The first four blocks of Scrubs Camp included About Asthma, Biomedical Engineering, Pharmacy Careers, and What is an Anesthetist? Groups of approximately 20 high school students rotated throughout the day between each block.
Milt Green, Certified Registered Nurse Anesthetist (CRNA) at Regions Hospital, gave a short presentation about becoming an anesthetist before allowing the students to ask him questions about his career. Green encouraged the students to come and shadow him at Regions Hospital after graduation.
“You never know until you see the profession yourself,” said Green. When asked about his favorite part, Green said that he enjoys work with trauma patients. After the presentation, students experienced putting a patient under anesthesia using mannequins and medical tools.
Scott Bosch, Manager of Clinical Engineering Services and Medical Technology at Park Nicollet Health Services, and Rodney Nolen, Manager of Biomedical Engineering at Fairview Health Services, talked to the students about biomedical engineering and allied health careers. “Not everybody needs a four-year degree to work in a hospital,” said Bosch.
Shannon Greely, Recruiting Coordinator at the University of Minnesota College of Pharmacy, talked to the students about the timeline for pharmacy school and what to expect in a pharmacy career. Students also completed a hands-on compounding activity using Vanicream, cornstarch, and glycerin to create a custom medication. Jenny Kelley, Clinical Care Supervisor and Asthma Program Coordinator at Hennepin County Medical Center, presented information about the significance of asthma and pursuing a career around asthma.
On day two of camp, students got the chance to try their hand at pediatric care. Children’s hospital was on-site with their training simulation van. The advanced equipment offered students the opportunity to train like practicing healthcare professionals.
“Our doctors use this van to practice their skills, so they can deliver the best patient care possible,” said the pediatric nurse. The simulation van was equipped with a state-of-the-art mock emergency room and technology that allowed the students to monitor the neurological and physiological symptoms of their four-year-old “patient".
The campers took turns checking for breathing and offering diagnoses. After diagnosing their patient with pneumonia and trouble breathing, the students got to administer a sedative and paralytic, and even inserted a breathing tube.
The mission of Scrubs Camp is to foster a pathway to careers in health care by educating students and exposing them to the variety of careers available in the field. The diverse blocks offered at the camp ensure that there is “something for everyone.” Three third-year students from the University of Minnesota College of Veterinary Medicine taught the campers about providing medical care to animals. First, the volunteers gave the students a brief overview about the differences between caring for humans and animals.

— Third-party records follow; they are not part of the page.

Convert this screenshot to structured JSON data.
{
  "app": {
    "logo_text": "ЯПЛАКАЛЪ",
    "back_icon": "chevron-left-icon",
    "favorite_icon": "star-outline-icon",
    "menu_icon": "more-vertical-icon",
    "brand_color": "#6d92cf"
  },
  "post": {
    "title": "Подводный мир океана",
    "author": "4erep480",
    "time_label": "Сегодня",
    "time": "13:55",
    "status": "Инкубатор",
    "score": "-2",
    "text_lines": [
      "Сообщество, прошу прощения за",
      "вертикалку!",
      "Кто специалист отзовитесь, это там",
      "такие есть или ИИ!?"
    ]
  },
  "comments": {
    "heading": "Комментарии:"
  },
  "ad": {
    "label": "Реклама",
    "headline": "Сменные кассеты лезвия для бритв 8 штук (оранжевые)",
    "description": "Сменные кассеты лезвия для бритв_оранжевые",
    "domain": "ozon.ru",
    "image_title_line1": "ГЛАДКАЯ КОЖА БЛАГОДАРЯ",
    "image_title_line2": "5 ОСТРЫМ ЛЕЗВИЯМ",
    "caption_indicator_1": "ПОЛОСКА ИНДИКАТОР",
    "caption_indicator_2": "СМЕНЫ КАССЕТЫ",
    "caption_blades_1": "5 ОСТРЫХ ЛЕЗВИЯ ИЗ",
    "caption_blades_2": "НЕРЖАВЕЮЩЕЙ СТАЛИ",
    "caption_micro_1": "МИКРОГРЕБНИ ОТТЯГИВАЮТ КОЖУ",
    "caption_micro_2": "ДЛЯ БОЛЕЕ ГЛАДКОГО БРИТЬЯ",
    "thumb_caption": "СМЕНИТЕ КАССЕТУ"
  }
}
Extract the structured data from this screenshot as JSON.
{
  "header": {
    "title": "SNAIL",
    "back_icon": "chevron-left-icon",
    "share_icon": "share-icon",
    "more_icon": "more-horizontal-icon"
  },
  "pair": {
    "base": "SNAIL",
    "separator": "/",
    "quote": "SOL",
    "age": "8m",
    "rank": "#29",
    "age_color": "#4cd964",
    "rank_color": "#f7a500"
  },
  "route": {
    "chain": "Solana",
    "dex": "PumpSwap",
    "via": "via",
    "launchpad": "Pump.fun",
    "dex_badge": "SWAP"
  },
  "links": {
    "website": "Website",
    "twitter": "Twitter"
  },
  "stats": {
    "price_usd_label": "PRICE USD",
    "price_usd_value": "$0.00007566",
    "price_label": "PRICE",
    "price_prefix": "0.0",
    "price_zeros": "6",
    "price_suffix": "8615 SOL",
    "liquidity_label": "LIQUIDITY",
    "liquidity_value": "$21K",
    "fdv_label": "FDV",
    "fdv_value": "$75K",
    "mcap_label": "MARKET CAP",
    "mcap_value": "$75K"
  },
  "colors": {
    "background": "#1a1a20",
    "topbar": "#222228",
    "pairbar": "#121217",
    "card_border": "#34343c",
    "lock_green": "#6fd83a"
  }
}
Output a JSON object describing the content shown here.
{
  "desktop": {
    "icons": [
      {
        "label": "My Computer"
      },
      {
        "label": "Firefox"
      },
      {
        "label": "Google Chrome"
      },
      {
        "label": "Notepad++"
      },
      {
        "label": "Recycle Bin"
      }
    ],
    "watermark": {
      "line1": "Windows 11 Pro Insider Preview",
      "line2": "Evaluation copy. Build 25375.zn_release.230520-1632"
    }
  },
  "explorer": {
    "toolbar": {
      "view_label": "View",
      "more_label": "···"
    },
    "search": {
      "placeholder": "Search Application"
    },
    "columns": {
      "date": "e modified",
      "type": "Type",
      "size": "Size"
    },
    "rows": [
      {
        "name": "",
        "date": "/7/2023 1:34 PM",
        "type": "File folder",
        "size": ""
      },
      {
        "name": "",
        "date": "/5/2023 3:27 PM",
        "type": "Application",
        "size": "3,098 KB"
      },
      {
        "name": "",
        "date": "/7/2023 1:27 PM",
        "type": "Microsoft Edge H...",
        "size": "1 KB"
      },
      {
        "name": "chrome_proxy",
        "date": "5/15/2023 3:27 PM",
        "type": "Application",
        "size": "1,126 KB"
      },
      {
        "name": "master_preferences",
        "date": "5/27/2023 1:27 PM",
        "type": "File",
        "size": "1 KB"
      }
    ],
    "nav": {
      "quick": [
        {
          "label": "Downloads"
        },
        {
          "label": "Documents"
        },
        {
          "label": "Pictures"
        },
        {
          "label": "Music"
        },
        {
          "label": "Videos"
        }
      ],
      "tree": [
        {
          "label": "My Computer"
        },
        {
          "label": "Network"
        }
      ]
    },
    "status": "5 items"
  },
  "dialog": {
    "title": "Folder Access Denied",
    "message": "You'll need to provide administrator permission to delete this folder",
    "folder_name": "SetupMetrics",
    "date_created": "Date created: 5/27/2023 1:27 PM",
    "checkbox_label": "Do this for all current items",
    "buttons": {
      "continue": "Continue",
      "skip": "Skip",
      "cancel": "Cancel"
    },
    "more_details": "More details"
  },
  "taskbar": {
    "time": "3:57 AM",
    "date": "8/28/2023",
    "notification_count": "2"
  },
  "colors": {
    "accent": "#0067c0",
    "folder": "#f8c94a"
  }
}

After the overview, it was time to put what they had learned into practice. Plush dogs equipped with mock internal organs served as the “patients.” After assessing their patients, the students determined the animals needed surgical care. They had to “scrub in” for surgery and maintain a sterile environment to provide proper patient care. As students worked in teams to save patients’ lives, they learned about the collaboration, attention to detail, and time management that is necessary in veterinary surgical operations.
On the third day of Scrubs Camp, participants took part in blocks about medical equipment applications, geriatric care, and sports medicine and rehabilitation. One of the most fun activites of the camp took place in the geriatric care block, with the use of age suits.
Winona State nursing student Emily Jansen led the session, introducing participants to the concept of geriatric care. Students were invited to try on age suits, which were composed of several different aspects. Clouded glasses simulated cataracts, while gloves simulated a loss of touch and struggle with fine motor skills. Neck braces introduced students to lack of mobility, while full-body suits with straps and rods simulated arthritis, hunched backs, and difficulty bending and moving. Students got to experience all these effects of aging before debriefing together.
Students found the experience both challenging and enjoyable. The activity was fun temporarily, but many students expressed frustration at their inability to do things that had previously seemed simple, even unconscious. “Empathy is an essential part of geriatric care,”noted Jansen. “It’s not easy for elderly people to do things we think of as easy. It can be frustrating, especially when working with degenerative diseases, but these people aren’t stupid; they had jobs and lives, and are very intelligent people.”